The samples were carefully unearthed from their ancient home in the Flinders Ranges, and sent 1,500km and 49,000 years into the future at Sydney’s Lucas Heights. 
Two accelerators were used to combine their benefits – STAR with its dedicated radio carbon beamline, and ANTARES, ANSTO’s largest accelerator, which can accelerate virtually any naturally occurring isotope.
“The finding pushed radiocarbon dating technique to its best capability,” said ANSTO’s leader of the Centre for Accelerator Science, professor David Cohen.
ANSTO often contributes to studies that help determine the age of vitally of important artefacts with non-destructive methods, to reveals the true extent of the world’s oldest culture while preserving artefacts. 
“Nuclear techniques are applied to analyse and date rock art, tools, ochres and bones, shedding light on the lives of the first people in Australia,” Prof. Cohen said.




Indigenous small businesses show wealth of WA talent

THE Edith Cowan University’s Business Innovation Centre, which has 38 businesses in its incubator, has been praised helping to bring through successful new Indigenous businesses.

Federal Small Business Minister Michael McCormack made the remarks on his Western Australian ‘listening tour’ which was focused on small businesses, especially learning of Indigenous business success stories.

With indigenous employment and procurement a key focus of the Federal Government, Mr McCormack said he met with two businesses which participate in the Indigenous Supplier Development Program.

"I toured Tri Shield Services – an indigenous company providing maintenance, construction and security services to mining and resource companies throughout WA, as well as In-Balance – an Aboriginal-owned and family-run company which exports a range of unique, environmentally-friendly Australian industrial cleaning products to the world,” Mr McCormack said.

“Both these companies are Indigenous Australian Small Business Advisory Service clients and provide the jobs, investment and opportunities Indigenous communities in WA deserve.

“It was terrific to see directly how investment through the ASBAS program can deliver the confidence and investment the Government wants to see across Australia.

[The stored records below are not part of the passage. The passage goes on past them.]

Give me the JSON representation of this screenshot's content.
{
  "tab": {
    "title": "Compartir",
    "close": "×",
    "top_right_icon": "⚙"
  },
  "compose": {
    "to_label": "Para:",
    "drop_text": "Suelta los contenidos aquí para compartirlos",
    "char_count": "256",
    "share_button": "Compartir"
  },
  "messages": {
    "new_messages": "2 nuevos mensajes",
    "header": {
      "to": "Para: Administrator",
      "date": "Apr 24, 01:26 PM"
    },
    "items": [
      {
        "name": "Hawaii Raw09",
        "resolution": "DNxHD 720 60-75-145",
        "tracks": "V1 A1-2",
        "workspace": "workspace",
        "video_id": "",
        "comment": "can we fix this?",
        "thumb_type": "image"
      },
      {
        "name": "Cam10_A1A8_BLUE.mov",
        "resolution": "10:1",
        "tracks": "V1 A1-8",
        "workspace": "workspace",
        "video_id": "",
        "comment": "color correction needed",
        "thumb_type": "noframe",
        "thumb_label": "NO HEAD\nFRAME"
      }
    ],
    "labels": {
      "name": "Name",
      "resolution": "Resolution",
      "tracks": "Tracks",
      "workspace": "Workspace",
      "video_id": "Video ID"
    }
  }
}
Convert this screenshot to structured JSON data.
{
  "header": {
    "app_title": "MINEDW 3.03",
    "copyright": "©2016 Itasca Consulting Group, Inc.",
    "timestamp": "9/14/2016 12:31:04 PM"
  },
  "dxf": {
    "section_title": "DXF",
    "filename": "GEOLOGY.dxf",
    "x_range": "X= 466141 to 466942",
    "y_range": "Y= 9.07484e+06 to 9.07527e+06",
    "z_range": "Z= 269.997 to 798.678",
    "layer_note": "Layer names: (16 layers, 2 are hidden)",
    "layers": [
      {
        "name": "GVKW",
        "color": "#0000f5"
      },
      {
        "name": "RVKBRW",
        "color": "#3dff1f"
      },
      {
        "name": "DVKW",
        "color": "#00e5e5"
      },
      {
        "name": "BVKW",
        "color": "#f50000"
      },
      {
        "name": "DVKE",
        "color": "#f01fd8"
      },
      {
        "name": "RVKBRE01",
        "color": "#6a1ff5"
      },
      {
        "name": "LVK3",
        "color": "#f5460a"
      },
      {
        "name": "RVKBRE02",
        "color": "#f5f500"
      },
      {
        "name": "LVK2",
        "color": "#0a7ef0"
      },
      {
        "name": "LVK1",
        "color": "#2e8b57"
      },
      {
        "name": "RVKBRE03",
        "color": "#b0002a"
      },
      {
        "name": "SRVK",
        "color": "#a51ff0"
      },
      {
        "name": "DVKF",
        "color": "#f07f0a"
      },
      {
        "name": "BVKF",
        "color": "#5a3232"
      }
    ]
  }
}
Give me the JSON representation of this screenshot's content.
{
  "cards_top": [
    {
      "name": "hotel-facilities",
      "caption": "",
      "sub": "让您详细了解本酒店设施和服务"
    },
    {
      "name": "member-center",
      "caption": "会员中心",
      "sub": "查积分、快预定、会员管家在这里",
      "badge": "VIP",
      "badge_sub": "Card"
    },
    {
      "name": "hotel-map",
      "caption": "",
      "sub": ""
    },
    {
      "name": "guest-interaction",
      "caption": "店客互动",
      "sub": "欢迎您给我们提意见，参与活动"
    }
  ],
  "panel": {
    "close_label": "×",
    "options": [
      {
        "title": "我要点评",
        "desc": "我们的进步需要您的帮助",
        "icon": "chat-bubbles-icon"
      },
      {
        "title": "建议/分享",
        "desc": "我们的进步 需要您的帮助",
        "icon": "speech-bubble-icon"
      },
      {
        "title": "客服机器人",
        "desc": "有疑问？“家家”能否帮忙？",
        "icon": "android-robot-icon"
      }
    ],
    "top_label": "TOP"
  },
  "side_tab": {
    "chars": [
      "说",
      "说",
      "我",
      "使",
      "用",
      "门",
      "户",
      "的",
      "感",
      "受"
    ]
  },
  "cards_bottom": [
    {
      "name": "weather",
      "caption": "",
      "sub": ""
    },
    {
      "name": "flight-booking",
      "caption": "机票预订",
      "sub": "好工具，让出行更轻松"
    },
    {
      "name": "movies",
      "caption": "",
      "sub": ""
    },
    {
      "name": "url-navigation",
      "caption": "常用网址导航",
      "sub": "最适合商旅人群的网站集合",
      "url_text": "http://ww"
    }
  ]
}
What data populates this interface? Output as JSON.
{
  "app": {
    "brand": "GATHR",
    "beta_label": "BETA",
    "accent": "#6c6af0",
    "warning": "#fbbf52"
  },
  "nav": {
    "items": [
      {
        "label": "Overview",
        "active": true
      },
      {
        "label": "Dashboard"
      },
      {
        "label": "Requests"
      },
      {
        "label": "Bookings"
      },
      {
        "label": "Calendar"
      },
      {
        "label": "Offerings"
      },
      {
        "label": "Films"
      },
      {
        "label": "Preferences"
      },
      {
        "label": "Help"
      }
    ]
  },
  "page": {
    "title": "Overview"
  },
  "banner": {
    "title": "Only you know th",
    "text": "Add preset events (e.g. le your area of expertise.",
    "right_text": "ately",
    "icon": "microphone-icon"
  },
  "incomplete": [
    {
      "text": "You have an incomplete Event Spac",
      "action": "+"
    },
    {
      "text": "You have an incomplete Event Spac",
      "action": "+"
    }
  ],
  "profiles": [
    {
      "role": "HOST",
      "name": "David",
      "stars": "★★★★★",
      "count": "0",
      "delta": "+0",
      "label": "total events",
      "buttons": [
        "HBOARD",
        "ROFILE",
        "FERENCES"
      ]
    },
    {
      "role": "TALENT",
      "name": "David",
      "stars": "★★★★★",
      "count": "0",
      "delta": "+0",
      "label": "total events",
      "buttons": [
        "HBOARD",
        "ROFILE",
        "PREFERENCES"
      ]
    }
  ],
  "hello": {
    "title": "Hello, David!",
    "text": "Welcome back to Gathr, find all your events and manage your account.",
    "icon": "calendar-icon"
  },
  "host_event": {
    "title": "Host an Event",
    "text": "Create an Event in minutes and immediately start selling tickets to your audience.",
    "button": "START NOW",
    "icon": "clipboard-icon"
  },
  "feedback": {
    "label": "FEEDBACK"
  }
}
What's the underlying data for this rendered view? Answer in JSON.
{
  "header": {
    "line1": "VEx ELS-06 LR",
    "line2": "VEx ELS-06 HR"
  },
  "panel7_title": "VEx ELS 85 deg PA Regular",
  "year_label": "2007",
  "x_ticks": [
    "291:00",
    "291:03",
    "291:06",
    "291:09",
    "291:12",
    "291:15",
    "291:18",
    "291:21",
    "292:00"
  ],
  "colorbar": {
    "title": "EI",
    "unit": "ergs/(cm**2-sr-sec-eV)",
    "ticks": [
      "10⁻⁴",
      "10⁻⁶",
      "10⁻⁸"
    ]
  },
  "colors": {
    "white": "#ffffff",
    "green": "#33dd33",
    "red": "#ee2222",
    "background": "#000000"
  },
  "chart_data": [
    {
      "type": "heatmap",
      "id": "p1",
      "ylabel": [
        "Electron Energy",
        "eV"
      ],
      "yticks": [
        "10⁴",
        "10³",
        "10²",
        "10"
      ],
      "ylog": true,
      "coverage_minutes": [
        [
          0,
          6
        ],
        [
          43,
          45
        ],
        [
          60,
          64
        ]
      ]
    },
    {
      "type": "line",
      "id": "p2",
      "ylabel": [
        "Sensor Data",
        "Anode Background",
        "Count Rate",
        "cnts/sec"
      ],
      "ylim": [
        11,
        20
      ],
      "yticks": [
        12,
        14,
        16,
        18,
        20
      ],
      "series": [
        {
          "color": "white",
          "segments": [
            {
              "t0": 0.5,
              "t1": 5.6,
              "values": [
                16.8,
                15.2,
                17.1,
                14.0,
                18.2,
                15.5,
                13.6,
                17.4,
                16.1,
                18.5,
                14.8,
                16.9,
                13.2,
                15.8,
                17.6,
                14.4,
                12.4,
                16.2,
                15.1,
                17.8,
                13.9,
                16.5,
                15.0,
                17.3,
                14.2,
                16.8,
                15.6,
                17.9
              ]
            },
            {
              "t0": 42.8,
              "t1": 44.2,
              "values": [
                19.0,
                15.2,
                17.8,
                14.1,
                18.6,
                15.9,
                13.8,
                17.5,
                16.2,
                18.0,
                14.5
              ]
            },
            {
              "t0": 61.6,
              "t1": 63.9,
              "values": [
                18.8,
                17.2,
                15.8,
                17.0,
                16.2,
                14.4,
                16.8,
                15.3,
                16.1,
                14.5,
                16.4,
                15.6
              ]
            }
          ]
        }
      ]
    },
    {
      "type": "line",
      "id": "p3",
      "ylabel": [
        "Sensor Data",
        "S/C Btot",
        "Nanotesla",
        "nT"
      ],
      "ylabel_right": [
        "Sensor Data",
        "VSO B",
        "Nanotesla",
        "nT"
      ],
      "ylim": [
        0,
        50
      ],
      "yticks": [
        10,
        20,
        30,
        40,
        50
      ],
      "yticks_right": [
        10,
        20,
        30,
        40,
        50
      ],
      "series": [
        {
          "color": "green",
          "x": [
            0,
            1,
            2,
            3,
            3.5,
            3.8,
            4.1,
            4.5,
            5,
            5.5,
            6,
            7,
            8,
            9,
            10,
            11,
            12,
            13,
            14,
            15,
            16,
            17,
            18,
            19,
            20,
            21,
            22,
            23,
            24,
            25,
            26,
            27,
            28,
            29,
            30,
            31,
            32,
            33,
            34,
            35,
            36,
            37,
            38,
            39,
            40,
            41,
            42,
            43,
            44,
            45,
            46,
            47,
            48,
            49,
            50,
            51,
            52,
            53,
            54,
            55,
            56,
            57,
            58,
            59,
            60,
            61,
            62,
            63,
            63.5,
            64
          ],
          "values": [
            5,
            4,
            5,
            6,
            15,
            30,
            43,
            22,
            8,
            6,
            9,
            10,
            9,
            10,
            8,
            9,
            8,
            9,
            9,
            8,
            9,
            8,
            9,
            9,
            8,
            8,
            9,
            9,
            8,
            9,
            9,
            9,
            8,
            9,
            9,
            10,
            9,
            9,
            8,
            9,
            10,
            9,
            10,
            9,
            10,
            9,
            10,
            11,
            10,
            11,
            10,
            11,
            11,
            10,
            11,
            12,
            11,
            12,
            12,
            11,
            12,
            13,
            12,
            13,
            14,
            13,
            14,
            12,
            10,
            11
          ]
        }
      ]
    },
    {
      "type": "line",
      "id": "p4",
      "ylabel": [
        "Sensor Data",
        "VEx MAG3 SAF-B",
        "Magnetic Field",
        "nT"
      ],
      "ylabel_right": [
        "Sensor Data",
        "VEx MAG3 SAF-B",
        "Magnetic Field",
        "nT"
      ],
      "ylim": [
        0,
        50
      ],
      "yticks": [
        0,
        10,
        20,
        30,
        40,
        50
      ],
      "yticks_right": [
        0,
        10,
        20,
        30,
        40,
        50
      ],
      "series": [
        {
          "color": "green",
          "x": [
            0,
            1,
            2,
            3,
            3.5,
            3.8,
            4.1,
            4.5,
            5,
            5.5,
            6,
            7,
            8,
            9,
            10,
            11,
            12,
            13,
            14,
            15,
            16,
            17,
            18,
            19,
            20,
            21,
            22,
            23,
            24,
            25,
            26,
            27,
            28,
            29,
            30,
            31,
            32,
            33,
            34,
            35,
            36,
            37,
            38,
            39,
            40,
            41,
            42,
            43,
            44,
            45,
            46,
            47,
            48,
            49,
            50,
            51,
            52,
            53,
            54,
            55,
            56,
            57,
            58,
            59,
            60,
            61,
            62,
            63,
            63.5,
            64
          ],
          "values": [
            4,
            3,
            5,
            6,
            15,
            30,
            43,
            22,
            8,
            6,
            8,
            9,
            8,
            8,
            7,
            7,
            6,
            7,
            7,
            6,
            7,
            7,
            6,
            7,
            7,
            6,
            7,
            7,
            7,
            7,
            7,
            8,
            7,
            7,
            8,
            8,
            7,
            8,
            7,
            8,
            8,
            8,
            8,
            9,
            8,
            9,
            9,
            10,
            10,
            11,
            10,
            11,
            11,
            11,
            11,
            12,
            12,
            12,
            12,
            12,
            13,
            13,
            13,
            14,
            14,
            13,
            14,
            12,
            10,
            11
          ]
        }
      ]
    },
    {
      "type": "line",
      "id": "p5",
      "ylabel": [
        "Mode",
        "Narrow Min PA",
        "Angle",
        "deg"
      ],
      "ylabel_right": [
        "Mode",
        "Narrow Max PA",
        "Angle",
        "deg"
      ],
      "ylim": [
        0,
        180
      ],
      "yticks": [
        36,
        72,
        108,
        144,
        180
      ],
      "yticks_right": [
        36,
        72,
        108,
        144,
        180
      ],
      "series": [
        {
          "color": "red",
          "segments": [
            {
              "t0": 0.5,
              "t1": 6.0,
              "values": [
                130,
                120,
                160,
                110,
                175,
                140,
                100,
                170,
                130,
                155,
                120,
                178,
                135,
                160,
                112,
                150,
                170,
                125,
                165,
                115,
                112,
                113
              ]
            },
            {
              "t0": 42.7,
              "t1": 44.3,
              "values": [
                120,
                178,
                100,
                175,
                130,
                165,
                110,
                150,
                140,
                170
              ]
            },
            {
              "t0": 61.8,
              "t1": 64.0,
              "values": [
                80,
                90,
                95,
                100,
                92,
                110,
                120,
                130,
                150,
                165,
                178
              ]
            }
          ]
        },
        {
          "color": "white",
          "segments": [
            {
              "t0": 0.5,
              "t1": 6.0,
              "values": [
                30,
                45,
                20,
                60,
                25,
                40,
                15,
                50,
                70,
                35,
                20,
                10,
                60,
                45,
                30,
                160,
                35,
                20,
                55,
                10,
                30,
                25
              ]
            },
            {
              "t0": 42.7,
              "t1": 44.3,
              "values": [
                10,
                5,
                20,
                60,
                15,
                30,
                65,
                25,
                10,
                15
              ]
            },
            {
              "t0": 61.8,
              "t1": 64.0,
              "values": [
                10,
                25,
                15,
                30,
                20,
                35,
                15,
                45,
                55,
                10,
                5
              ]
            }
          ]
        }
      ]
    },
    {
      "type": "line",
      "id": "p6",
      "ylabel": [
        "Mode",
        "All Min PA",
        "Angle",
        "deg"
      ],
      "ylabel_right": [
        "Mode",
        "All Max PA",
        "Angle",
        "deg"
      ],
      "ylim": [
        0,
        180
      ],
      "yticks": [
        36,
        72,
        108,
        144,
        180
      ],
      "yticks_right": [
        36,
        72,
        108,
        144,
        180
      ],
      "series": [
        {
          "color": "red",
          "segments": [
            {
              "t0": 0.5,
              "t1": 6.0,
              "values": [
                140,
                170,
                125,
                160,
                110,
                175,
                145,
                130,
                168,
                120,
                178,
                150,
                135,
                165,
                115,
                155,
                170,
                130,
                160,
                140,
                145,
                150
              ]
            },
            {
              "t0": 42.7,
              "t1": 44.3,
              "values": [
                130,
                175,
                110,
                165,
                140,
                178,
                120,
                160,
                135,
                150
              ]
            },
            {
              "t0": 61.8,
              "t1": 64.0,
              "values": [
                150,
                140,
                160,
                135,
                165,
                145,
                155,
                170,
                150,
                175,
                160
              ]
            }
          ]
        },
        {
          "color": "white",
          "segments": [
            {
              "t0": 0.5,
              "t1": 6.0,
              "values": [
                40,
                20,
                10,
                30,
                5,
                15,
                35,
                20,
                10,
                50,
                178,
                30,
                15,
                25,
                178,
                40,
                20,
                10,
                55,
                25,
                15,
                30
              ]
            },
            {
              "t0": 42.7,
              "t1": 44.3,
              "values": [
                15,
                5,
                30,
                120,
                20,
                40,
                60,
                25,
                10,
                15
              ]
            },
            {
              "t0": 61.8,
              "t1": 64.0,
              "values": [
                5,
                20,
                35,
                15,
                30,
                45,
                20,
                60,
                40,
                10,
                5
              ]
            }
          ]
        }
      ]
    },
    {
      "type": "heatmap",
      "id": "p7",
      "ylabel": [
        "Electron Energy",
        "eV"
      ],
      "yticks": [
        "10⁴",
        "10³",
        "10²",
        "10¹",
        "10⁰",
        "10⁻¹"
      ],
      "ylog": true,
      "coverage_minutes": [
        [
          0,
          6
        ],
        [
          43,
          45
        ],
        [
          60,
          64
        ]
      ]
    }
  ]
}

“It’s clear the National Innovation and Science Agenda, as well as our Crowd-Source Equity Funding program is helping many young people at Edith Cowan get their start and pursue their dream,” Mr McCormack said.